Scrapie probably caused BSE
By Alistair Driver
THE drive to rid British sheep of scrapie has gained momentum after an independent government review controversially identified it as the probable cause of mad-cow disease.
The review was published last Thursday (July 19) – the same day the government launched a national scrapie eradication programme (see p35). Although the BSE Inquiry last year ruled out scrapie as the cause of mad-cow disease, the review concludes: "It is no longer possible to exclude an unmodified scrapie agent as the agent responsible for BSE."
The review acknowledges that the science regarding the origins of BSE is still uncertain. But it adds weight to the National Scrapie Plan to eradicate the disease in sheep. The possibility that the disease actually started in cattle and that environmental factors and toxic chemicals may have had a role is not ruled out. But in its explanation of BSEs origins in the 1970s and 1980s it suggests why scrapie could be to blame.
The UK had the largest sheep population in the EU between 1970 and 1985 and there are an estimated 5000-10,000 cases of scrapie each year. Although no scrapie strain with BSE characteristics has been found, research has been based on small numbers of sheep, it says. Changes in rendering processes and feeding meat and bonemeal to young calves increased the chances of a BSE agent in scrapie spreading among cattle, it claims.
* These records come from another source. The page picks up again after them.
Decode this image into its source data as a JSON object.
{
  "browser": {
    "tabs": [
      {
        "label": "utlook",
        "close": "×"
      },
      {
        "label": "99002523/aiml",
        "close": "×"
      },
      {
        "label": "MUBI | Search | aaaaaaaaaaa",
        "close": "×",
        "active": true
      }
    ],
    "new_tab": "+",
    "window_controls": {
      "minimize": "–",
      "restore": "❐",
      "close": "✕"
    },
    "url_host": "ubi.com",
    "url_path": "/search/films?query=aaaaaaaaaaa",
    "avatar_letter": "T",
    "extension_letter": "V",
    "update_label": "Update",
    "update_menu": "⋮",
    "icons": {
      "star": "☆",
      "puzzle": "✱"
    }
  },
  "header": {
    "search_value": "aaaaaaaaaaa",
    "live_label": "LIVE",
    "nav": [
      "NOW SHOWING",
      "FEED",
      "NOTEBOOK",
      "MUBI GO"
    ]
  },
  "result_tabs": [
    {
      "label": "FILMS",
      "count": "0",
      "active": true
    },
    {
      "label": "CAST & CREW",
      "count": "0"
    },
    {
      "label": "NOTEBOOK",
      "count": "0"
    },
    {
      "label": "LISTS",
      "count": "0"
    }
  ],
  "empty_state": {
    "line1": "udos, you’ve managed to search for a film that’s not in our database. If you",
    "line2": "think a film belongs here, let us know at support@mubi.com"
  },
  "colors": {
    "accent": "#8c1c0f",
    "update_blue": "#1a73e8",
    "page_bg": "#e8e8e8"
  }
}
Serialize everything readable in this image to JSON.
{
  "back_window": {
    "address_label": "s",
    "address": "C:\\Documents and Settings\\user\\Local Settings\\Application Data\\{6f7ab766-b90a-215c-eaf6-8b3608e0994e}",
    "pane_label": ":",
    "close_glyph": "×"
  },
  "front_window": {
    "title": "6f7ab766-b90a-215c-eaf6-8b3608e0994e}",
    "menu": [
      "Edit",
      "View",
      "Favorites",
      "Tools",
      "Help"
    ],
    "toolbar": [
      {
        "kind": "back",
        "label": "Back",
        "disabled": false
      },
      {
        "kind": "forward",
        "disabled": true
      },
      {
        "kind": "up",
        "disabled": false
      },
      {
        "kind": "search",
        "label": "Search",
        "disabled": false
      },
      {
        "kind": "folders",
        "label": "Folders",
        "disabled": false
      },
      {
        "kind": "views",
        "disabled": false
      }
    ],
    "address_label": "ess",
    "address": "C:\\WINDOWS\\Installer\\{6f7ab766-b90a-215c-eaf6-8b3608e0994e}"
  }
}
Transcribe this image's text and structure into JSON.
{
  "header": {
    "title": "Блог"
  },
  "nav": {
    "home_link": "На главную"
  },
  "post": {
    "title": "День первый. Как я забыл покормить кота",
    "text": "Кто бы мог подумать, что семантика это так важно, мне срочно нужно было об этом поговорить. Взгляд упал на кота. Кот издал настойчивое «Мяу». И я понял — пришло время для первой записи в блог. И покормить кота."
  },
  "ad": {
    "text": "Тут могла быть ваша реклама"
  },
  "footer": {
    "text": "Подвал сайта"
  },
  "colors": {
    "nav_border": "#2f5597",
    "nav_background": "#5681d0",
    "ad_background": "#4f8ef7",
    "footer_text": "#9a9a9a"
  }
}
The findings were attacked by the National Sheep Association. Chief executive John Thorley said: "They are a very long way from the truth. It is far more likely the disease started in cattle," he said. Mr Thorley said the review does, however, illustrate the need to eradicate scrapie. "There will always be scientific doubt so we need to make it clear we are free of scrapie," he said.
British Veterinary Association BSE spokesman Francis Anthony said it was bizarre that the original BSE Inquiry had ruled out scrapie.
"I think the scrapie theory is the only one that holds any water," he said, before adding: "We still do not know if scrapie affects humans or whether BSE affects sheep."
Peter Janion, a government advisor on BSE, agreed that the review illustrated the need to eliminate scrapie. But the findings were described as "dubious" by Stephen Dealler, a former government scientist who has worked on the origin of BSE since 1988. "They have just followed the initial MAFF nonsense about scrapie," he said.
Dr Dealler said there was too much uncertainty to single out scrapie as the cause of BSE. A more plausible explanation was the use of BSE-infected pituitary hormones in cattle in the 1970s and 1980s, he added. *